Determine how many lines in the listing below contain "Pagamentos", then give only that number.

★ ★ ★ ★ ★ ★ ★

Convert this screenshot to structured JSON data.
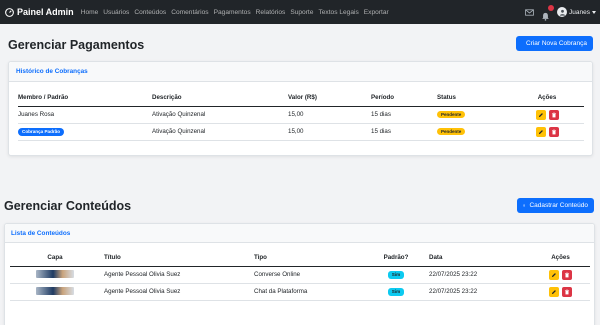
{
  "navbar": {
    "brand": "Painel Admin",
    "links": [
      "Home",
      "Usuários",
      "Conteúdos",
      "Comentários",
      "Pagamentos",
      "Relatórios",
      "Suporte",
      "Textos Legais",
      "Exportar"
    ],
    "user": "Juanes"
  },
  "payments": {
    "title": "Gerenciar Pagamentos",
    "create_button": "Criar Nova Cobrança",
    "card_title": "Histórico de Cobranças",
    "columns": [
      "Membro / Padrão",
      "Descrição",
      "Valor (R$)",
      "Período",
      "Status",
      "Ações"
    ],
    "rows": [
      {
        "member": "Juanes Rosa",
        "member_is_badge": false,
        "description": "Ativação Quinzenal",
        "value": "15,00",
        "period": "15 dias",
        "status": "Pendente"
      },
      {
        "member": "Cobrança Padrão",
        "member_is_badge": true,
        "description": "Ativação Quinzenal",
        "value": "15,00",
        "period": "15 dias",
        "status": "Pendente"
      }
    ]
  },
  "contents": {
    "title": "Gerenciar Conteúdos",
    "create_button": "Cadastrar Conteúdo",
    "card_title": "Lista de Conteúdos",
    "columns": [
      "Capa",
      "Título",
      "Tipo",
      "Padrão?",
      "Data",
      "Ações"
    ],
    "rows": [
      {
        "title": "Agente Pessoal Olivia Suez",
        "type": "Converse Online",
        "default": "Sim",
        "date": "22/07/2025 23:22"
      },
      {
        "title": "Agente Pessoal Olivia Suez",
        "type": "Chat da Plataforma",
        "default": "Sim",
        "date": "22/07/2025 23:22"
      }
    ]
  },
  "colors": {
    "primary": "#0d6efd",
    "warning": "#ffc107",
    "danger": "#dc3545",
    "info": "#0dcaf0",
    "navbar": "#212529"
  }
}
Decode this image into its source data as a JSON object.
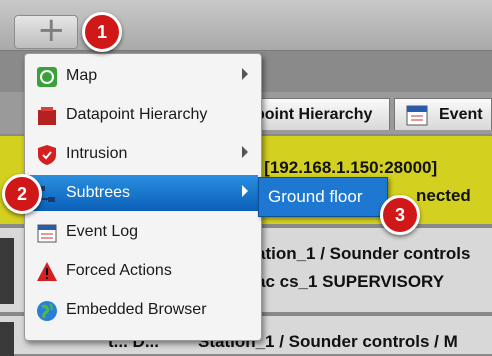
{
  "toolbar": {
    "add_label": "+"
  },
  "tabs": [
    {
      "label": "point Hierarchy"
    },
    {
      "label": "Event"
    }
  ],
  "rows": {
    "yellow_line1": "e [192.168.1.150:28000]",
    "yellow_line2": "nected",
    "grey_line1": "ation_1 / Sounder controls",
    "grey_line2": "ac cs_1    SUPERVISORY",
    "grey2_line1": "t... D...",
    "grey2_line2": "Station_1 / Sounder controls / M"
  },
  "menu": {
    "items": [
      {
        "label": "Map",
        "icon": "map-icon",
        "submenu": true
      },
      {
        "label": "Datapoint Hierarchy",
        "icon": "hierarchy-icon",
        "submenu": false
      },
      {
        "label": "Intrusion",
        "icon": "shield-icon",
        "submenu": true
      },
      {
        "label": "Subtrees",
        "icon": "subtree-icon",
        "submenu": true,
        "selected": true
      },
      {
        "label": "Event Log",
        "icon": "calendar-icon",
        "submenu": false
      },
      {
        "label": "Forced Actions",
        "icon": "warning-icon",
        "submenu": false
      },
      {
        "label": "Embedded Browser",
        "icon": "globe-icon",
        "submenu": false
      }
    ]
  },
  "submenu": {
    "item": "Ground floor"
  },
  "badges": [
    "1",
    "2",
    "3"
  ],
  "colors": {
    "selected": "#1e78d2",
    "badge": "#d11818",
    "row_yellow": "#d4d020"
  }
}
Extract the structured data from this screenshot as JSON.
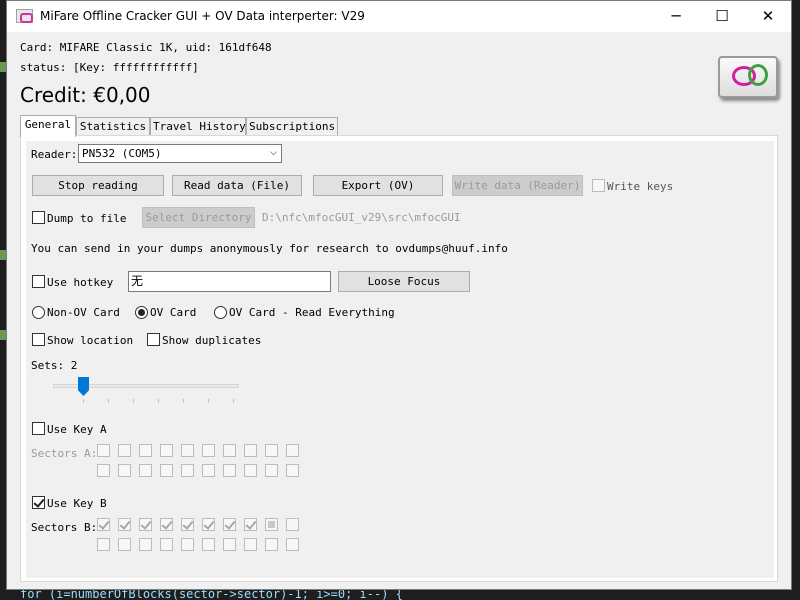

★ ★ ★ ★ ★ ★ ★

Answer space
2